Plato calculated the ideal population of a city to be around 5000—the maximum number that could hear a political official at a public assembly in the agora of Athens. In addition to its “civic” purposes the urban square has performed multiple and contrasting public functions in various cities and historical periods: Romans liked to parade conquered rulers through them in triumphal processions; kings have been crowned in them in Amsterdam, and lost their heads in them in Paris; in the main square of Madrid bordering residents used to watch the victims of the Inquisition burned in their autos da fe . On other occasions and in squares in Venice there is held an annual procession of a relic of ‘the true cross’; in Siena, a horse race; in Florence, a medieval soccer game.

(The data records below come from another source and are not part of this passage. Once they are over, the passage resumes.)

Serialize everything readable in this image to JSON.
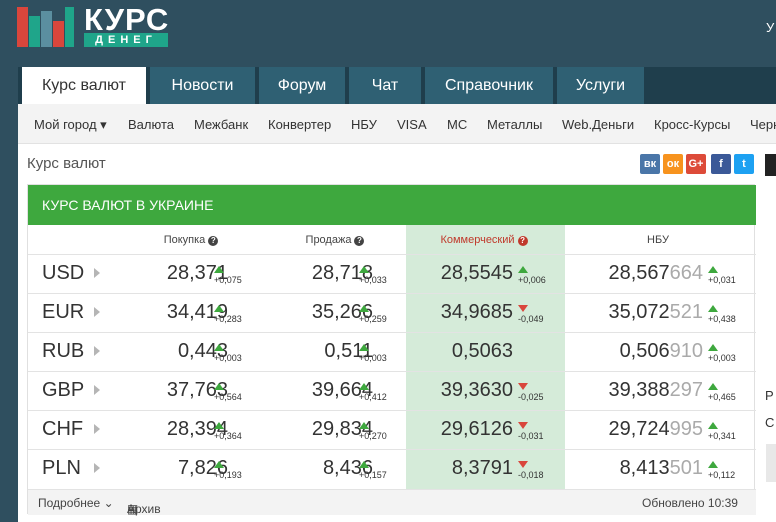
{
  "brand": {
    "title": "КУРС",
    "subtitle": "ДЕНЕГ",
    "bar_colors": [
      "#d9463c",
      "#1fa58a",
      "#5b8fa0",
      "#d9463c",
      "#1fa58a"
    ]
  },
  "header": {
    "corner_text": "У"
  },
  "tabs": [
    {
      "label": "Курс валют",
      "active": true
    },
    {
      "label": "Новости"
    },
    {
      "label": "Форум"
    },
    {
      "label": "Чат"
    },
    {
      "label": "Справочник"
    },
    {
      "label": "Услуги"
    }
  ],
  "subnav": [
    {
      "label": "Мой город ▾"
    },
    {
      "label": "Валюта"
    },
    {
      "label": "Межбанк"
    },
    {
      "label": "Конвертер"
    },
    {
      "label": "НБУ"
    },
    {
      "label": "VISA"
    },
    {
      "label": "MC"
    },
    {
      "label": "Металлы"
    },
    {
      "label": "Web.Деньги"
    },
    {
      "label": "Кросс-Курсы"
    },
    {
      "label": "Черн"
    }
  ],
  "page": {
    "title": "Курс валют"
  },
  "social": [
    {
      "name": "vk-icon",
      "glyph": "вк",
      "color": "#4a76a8"
    },
    {
      "name": "odnoklassniki-icon",
      "glyph": "ок",
      "color": "#f7931e"
    },
    {
      "name": "google-plus-icon",
      "glyph": "G+",
      "color": "#dd4b39"
    },
    {
      "name": "facebook-icon",
      "glyph": "f",
      "color": "#3b5998"
    },
    {
      "name": "twitter-icon",
      "glyph": "t",
      "color": "#1da1f2"
    }
  ],
  "table": {
    "heading": "КУРС ВАЛЮТ В УКРАИНЕ",
    "columns": {
      "buy": "Покупка",
      "sell": "Продажа",
      "commercial": "Коммерческий",
      "nbu": "НБУ"
    },
    "rows": [
      {
        "currency": "USD",
        "buy": "28,371",
        "buy_change": "+0,075",
        "buy_dir": "up",
        "sell": "28,718",
        "sell_change": "+0,033",
        "sell_dir": "up",
        "comm": "28,5545",
        "comm_change": "+0,006",
        "comm_dir": "up",
        "nbu_main": "28,567",
        "nbu_extra": "664",
        "nbu_change": "+0,031",
        "nbu_dir": "up"
      },
      {
        "currency": "EUR",
        "buy": "34,419",
        "buy_change": "+0,283",
        "buy_dir": "up",
        "sell": "35,266",
        "sell_change": "+0,259",
        "sell_dir": "up",
        "comm": "34,9685",
        "comm_change": "-0,049",
        "comm_dir": "down",
        "nbu_main": "35,072",
        "nbu_extra": "521",
        "nbu_change": "+0,438",
        "nbu_dir": "up"
      },
      {
        "currency": "RUB",
        "buy": "0,443",
        "buy_change": "+0,003",
        "buy_dir": "up",
        "sell": "0,511",
        "sell_change": "+0,003",
        "sell_dir": "up",
        "comm": "0,5063",
        "comm_change": "",
        "comm_dir": "",
        "nbu_main": "0,506",
        "nbu_extra": "910",
        "nbu_change": "+0,003",
        "nbu_dir": "up"
      },
      {
        "currency": "GBP",
        "buy": "37,763",
        "buy_change": "+0,564",
        "buy_dir": "up",
        "sell": "39,664",
        "sell_change": "+0,412",
        "sell_dir": "up",
        "comm": "39,3630",
        "comm_change": "-0,025",
        "comm_dir": "down",
        "nbu_main": "39,388",
        "nbu_extra": "297",
        "nbu_change": "+0,465",
        "nbu_dir": "up"
      },
      {
        "currency": "CHF",
        "buy": "28,394",
        "buy_change": "+0,364",
        "buy_dir": "up",
        "sell": "29,834",
        "sell_change": "+0,270",
        "sell_dir": "up",
        "comm": "29,6126",
        "comm_change": "-0,031",
        "comm_dir": "down",
        "nbu_main": "29,724",
        "nbu_extra": "995",
        "nbu_change": "+0,341",
        "nbu_dir": "up"
      },
      {
        "currency": "PLN",
        "buy": "7,826",
        "buy_change": "+0,193",
        "buy_dir": "up",
        "sell": "8,436",
        "sell_change": "+0,157",
        "sell_dir": "up",
        "comm": "8,3791",
        "comm_change": "-0,018",
        "comm_dir": "down",
        "nbu_main": "8,413",
        "nbu_extra": "501",
        "nbu_change": "+0,112",
        "nbu_dir": "up"
      }
    ]
  },
  "footer": {
    "more": "Подробнее ⌄",
    "archive": "Архив",
    "updated": "Обновлено 10:39"
  },
  "right_fragments": [
    "Р",
    "С"
  ]
}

Perhaps the equally important functions of squares are not so much as places for history making, but in between times, when they function as the “public living rooms” of cities: places for lovers to meet, pensioners to play chess, individuals to read or just people-watch, and the myriad of other commonplace activities that comprise the circadian rhythms of the city. They are part of the furniture of the city that invite contact and conversation, but also solitariness and anonymity. Often combing aspects of the city’s collective history as well as playing a role in the biographies of its individuals they are much missed when circumstances destroy them. The main square in Warsaw was totally destroyed in World War II, but reconstructed as it was in the 18th century from the vedute paintings of Bernardo Bellotto. The following is a score of famous city squares (or piazzas, platzs, places, namestis as the linguistic case may be). Match them up
©2004, ©2015, James A. Clapp (UrbisMedia Ltd. Pub. 1.1.2004)